- Assignment:
The answer must be every line of the records in which the string "JSON" appears.

--- Data records ---

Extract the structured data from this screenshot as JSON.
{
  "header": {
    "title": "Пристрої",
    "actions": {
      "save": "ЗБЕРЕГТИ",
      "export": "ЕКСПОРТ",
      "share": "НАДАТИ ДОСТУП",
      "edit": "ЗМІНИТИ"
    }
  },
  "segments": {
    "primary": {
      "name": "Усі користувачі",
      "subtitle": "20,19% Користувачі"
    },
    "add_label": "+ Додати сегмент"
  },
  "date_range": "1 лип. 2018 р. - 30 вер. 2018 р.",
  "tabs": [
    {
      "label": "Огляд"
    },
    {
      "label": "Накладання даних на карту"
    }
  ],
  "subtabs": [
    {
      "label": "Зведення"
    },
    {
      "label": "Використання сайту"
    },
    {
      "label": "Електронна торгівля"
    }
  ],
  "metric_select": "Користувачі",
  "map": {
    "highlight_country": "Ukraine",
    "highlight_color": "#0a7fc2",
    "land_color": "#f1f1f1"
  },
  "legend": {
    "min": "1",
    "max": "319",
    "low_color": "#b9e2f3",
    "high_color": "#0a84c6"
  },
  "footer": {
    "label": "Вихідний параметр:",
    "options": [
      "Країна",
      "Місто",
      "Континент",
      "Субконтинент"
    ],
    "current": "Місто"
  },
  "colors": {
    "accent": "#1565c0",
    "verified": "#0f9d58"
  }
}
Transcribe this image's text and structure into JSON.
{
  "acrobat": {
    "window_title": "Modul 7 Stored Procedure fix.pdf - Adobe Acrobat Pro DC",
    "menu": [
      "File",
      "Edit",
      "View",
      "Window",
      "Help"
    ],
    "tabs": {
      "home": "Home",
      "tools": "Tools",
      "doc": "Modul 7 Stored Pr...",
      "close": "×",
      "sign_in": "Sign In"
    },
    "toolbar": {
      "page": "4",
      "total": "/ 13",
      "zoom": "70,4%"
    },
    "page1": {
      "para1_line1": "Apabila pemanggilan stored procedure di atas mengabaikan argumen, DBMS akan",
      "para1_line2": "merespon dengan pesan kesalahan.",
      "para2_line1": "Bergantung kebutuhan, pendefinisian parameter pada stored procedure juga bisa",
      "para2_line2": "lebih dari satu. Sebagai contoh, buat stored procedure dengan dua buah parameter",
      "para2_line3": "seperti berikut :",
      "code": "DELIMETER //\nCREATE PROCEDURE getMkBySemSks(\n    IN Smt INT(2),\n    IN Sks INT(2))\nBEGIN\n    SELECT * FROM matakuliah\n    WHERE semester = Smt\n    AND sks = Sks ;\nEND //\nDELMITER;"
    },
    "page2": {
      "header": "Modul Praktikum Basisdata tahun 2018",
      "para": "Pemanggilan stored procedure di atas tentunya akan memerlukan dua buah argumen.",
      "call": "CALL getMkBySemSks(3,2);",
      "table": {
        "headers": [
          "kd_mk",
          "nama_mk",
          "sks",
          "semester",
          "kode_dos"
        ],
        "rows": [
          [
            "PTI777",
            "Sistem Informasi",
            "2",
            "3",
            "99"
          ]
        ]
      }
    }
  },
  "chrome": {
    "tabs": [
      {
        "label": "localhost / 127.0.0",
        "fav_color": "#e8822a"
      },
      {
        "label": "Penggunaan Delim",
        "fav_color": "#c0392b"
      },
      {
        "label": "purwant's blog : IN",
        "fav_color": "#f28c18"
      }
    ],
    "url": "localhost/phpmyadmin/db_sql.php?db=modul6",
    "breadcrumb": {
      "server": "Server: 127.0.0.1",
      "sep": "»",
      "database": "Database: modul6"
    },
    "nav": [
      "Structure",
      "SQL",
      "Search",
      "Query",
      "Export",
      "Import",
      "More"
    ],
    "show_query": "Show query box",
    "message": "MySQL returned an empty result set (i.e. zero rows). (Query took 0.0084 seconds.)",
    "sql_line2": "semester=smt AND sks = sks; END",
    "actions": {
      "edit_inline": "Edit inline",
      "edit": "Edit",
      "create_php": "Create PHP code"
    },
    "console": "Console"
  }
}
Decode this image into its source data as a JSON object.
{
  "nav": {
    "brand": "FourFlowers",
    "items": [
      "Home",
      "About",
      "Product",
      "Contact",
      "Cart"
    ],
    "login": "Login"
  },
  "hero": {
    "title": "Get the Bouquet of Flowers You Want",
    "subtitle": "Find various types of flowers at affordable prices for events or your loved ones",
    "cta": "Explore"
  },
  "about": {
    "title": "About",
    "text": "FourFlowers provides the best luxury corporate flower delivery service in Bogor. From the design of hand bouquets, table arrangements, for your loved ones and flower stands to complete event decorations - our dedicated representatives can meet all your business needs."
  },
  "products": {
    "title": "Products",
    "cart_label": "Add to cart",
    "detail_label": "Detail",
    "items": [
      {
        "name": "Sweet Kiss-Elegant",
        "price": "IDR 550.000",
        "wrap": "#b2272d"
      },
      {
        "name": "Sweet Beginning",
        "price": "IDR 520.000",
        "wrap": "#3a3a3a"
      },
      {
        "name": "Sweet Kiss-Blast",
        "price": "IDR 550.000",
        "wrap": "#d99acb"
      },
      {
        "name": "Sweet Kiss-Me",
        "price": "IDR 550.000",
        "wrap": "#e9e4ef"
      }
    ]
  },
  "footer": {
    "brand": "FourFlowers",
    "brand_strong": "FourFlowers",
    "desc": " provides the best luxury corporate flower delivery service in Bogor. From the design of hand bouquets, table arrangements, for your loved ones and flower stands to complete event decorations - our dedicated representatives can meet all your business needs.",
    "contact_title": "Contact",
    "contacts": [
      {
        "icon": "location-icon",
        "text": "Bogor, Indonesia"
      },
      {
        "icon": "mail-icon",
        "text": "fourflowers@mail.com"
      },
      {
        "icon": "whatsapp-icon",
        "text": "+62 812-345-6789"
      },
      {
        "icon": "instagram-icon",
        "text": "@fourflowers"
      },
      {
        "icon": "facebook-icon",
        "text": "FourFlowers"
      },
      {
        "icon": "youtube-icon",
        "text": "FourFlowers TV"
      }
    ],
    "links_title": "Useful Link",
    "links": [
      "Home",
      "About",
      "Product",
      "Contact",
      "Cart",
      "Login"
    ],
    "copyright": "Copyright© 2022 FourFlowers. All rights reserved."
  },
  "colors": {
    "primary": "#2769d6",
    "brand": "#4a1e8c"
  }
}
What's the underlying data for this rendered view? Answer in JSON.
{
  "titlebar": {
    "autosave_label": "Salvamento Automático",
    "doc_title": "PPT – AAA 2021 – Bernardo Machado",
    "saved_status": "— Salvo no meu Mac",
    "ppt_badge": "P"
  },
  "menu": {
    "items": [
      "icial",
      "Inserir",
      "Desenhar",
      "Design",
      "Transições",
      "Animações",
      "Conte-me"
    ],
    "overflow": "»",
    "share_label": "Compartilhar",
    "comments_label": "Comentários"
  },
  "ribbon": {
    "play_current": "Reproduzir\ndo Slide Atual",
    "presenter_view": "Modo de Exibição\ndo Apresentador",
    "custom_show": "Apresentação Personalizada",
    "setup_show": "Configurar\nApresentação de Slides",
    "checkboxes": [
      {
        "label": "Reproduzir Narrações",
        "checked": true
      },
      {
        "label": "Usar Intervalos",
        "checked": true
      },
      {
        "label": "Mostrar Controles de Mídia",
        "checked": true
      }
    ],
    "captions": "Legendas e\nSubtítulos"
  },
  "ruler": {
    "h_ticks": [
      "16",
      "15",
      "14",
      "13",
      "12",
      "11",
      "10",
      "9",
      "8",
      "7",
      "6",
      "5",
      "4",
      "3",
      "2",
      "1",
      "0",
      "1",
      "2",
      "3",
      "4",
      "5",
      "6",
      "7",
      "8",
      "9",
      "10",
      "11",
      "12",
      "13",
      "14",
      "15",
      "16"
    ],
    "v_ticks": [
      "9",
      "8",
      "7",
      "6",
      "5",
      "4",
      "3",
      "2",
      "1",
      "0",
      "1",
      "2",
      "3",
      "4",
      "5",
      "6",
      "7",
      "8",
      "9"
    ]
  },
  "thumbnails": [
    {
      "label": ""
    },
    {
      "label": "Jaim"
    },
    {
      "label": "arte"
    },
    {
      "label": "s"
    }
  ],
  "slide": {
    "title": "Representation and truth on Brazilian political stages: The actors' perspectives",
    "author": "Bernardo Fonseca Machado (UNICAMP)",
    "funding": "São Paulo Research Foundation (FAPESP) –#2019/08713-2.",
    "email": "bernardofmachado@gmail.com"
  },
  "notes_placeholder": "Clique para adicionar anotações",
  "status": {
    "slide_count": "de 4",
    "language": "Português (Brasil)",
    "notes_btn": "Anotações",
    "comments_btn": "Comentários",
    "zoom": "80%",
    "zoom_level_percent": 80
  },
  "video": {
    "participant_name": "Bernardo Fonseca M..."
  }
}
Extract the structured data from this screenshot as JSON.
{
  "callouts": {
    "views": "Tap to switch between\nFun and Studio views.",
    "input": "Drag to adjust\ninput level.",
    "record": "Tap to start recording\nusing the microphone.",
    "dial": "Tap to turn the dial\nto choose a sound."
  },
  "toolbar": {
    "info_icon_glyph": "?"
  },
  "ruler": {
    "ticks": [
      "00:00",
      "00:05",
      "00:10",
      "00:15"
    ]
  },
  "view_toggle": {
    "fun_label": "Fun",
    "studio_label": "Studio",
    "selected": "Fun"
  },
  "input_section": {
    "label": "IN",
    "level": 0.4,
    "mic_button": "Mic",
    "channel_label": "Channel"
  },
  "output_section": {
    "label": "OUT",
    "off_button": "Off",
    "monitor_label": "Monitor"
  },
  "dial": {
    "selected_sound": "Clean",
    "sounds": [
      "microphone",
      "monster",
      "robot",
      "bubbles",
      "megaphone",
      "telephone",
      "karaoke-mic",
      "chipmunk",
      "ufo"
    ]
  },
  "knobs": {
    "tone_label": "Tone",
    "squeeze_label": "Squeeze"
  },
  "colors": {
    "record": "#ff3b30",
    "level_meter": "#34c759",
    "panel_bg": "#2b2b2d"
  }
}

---

- Answer to the exercise:
Extract the structured data from this screenshot as JSON.
Transcribe this image's text and structure into JSON.
Decode this image into its source data as a JSON object.
What's the underlying data for this rendered view? Answer in JSON.
Extract the structured data from this screenshot as JSON.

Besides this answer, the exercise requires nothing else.